We are developing anti-racist curriculum that is accessible on a quarterly basis to students in Pre-Kindergarten through Twelfth Grade. WAaAW pulls most lessons directly from Learning For Justice’s and Greater Good Science Center’s vast collection of resources which are aligned to the Social Justice Standards and their four domains- Identity, Diversity, Justice, and Action. Additionally, lessons will reference Common Core State Standards (CCSS), the College, Career, and Civic Life (C3) Social Studies State Standard, Social Emotional Learning (SEL), and the American School Counselor Association’s National Standards for Students.
Pre-K through Grade 2: Students begin developing knowledge and skills necessary to help them better understand themselves so they may then extend that understanding to others. The concept of racism is introduced in a developmentally-appropriate and accessible format, while weaving in social and emotional learning such as empathy, kindness, and respect.
Grades 3 through 5: Students continue to acquire self-knowledge and interpersonal skills and deepen their understanding by learning to recognize stereotypes, injustice, and discrimination as a part of our past as well as our present. Visual art, literature, and music are explored as vehicles for expanding appreciation for diversity. Students incorporate reflective practices, demonstrate effective communication, and understand that both are important components of how we work to create a more just and peaceful society.
Grades 6 through 8: Students utilize their developing knowledge, skills, and abilities with respect to self and others to reflect upon and discuss the history of racism in America, America’s Civil Rights Movement, and the importance of social justice and activism. Music, photography, and editorial cartoons are analyzed for their messaging and emotional and intellectual impact. Students can understand and articulate the importance of promoting peace and tolerance in their own lives.
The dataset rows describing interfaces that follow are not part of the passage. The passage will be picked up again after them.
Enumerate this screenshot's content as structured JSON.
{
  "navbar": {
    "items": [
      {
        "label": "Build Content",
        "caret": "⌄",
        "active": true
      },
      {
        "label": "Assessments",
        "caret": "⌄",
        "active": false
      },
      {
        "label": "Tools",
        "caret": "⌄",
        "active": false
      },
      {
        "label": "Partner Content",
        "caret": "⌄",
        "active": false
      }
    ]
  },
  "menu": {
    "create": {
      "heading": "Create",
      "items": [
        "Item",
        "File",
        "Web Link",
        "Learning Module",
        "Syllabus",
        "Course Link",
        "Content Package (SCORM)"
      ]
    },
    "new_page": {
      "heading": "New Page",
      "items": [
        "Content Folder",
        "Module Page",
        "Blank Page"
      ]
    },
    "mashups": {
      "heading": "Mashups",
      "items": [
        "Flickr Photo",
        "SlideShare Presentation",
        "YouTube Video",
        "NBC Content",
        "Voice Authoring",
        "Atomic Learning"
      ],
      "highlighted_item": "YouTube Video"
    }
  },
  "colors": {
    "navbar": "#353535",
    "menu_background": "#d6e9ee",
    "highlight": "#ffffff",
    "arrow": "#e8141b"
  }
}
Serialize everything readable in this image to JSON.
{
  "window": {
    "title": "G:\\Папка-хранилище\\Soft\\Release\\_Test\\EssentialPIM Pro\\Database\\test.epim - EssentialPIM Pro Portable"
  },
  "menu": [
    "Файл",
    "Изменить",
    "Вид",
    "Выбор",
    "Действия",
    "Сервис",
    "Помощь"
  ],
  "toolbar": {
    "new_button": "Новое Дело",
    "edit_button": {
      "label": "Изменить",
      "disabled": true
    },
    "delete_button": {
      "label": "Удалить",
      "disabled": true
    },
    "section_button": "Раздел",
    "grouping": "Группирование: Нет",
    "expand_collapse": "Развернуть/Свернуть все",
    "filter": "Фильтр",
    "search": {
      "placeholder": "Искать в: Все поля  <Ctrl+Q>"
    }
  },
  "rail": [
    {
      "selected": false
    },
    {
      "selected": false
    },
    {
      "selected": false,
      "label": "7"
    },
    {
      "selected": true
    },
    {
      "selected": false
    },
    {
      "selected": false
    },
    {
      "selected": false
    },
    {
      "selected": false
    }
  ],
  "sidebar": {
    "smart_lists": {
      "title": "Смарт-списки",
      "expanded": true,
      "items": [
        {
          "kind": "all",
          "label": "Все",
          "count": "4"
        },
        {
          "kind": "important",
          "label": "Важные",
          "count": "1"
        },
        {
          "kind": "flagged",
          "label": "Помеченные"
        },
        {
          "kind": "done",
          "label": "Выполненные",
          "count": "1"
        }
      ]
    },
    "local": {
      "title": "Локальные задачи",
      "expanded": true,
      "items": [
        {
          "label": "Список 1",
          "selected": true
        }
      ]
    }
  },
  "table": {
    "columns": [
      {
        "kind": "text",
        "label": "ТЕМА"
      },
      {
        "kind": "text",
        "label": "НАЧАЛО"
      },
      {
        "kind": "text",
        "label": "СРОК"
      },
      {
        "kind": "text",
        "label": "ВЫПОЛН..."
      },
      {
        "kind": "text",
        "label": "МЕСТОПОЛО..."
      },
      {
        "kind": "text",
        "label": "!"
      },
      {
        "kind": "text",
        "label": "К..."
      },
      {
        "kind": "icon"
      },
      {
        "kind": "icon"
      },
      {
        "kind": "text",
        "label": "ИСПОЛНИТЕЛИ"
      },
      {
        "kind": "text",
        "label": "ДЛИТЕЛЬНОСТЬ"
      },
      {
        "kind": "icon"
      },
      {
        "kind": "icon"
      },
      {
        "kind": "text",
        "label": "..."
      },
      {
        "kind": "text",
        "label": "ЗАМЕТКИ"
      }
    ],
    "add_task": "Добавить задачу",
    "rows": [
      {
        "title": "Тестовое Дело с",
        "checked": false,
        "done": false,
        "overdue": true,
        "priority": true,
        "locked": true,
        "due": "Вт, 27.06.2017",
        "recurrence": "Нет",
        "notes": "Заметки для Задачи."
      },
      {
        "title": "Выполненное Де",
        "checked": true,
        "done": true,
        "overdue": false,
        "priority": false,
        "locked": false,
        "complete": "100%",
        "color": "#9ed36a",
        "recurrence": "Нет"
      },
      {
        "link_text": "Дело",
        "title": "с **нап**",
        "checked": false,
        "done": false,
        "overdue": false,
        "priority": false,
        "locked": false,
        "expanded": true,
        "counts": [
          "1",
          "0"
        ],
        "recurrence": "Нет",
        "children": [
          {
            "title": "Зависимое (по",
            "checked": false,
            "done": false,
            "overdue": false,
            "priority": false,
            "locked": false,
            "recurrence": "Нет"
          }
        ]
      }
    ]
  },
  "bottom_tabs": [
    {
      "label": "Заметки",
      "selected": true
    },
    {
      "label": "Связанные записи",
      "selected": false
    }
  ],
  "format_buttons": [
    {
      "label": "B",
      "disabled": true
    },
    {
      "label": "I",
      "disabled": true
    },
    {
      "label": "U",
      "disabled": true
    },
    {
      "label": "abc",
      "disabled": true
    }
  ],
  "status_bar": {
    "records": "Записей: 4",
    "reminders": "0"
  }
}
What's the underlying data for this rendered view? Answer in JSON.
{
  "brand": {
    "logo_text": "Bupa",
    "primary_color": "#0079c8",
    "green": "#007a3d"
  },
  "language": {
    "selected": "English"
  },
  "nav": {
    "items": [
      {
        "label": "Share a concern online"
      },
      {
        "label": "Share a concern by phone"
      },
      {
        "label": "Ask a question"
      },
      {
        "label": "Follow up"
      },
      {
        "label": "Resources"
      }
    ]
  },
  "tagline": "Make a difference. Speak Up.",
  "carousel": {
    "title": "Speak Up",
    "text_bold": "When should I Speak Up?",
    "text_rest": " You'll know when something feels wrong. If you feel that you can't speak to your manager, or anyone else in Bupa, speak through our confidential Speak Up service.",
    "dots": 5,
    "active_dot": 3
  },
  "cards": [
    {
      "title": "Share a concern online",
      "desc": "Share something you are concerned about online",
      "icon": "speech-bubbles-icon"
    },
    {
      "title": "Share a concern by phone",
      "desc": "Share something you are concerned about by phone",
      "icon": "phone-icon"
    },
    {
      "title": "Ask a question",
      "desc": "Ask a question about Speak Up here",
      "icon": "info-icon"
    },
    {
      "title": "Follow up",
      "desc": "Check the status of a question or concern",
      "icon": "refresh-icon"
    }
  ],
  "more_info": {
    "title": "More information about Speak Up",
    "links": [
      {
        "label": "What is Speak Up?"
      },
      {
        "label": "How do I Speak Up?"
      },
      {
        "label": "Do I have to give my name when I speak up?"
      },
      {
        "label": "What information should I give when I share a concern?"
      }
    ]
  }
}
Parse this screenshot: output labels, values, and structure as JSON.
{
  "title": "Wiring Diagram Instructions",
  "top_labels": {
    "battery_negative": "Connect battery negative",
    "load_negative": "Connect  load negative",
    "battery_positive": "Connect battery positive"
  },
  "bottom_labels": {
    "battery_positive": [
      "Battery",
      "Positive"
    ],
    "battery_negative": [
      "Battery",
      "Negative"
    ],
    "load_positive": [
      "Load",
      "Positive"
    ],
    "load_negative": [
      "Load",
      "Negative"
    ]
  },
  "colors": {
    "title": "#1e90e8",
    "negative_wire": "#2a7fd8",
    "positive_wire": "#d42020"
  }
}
Grades 9 through 12: Students further investigate the history of race in America, America’s civil rights movement, and the concept of anti-racism through the viewing, reading, and in-depth analysis of Charles Guggenheim’s documentary A Time for Justice, episodes of The History of White People in America, California Newsreel’s documentary series Race: The Power of an Illusion, and Jason Reynolds and Ibram X. Kendi’s Stamped: Racism, Antiracism, and You.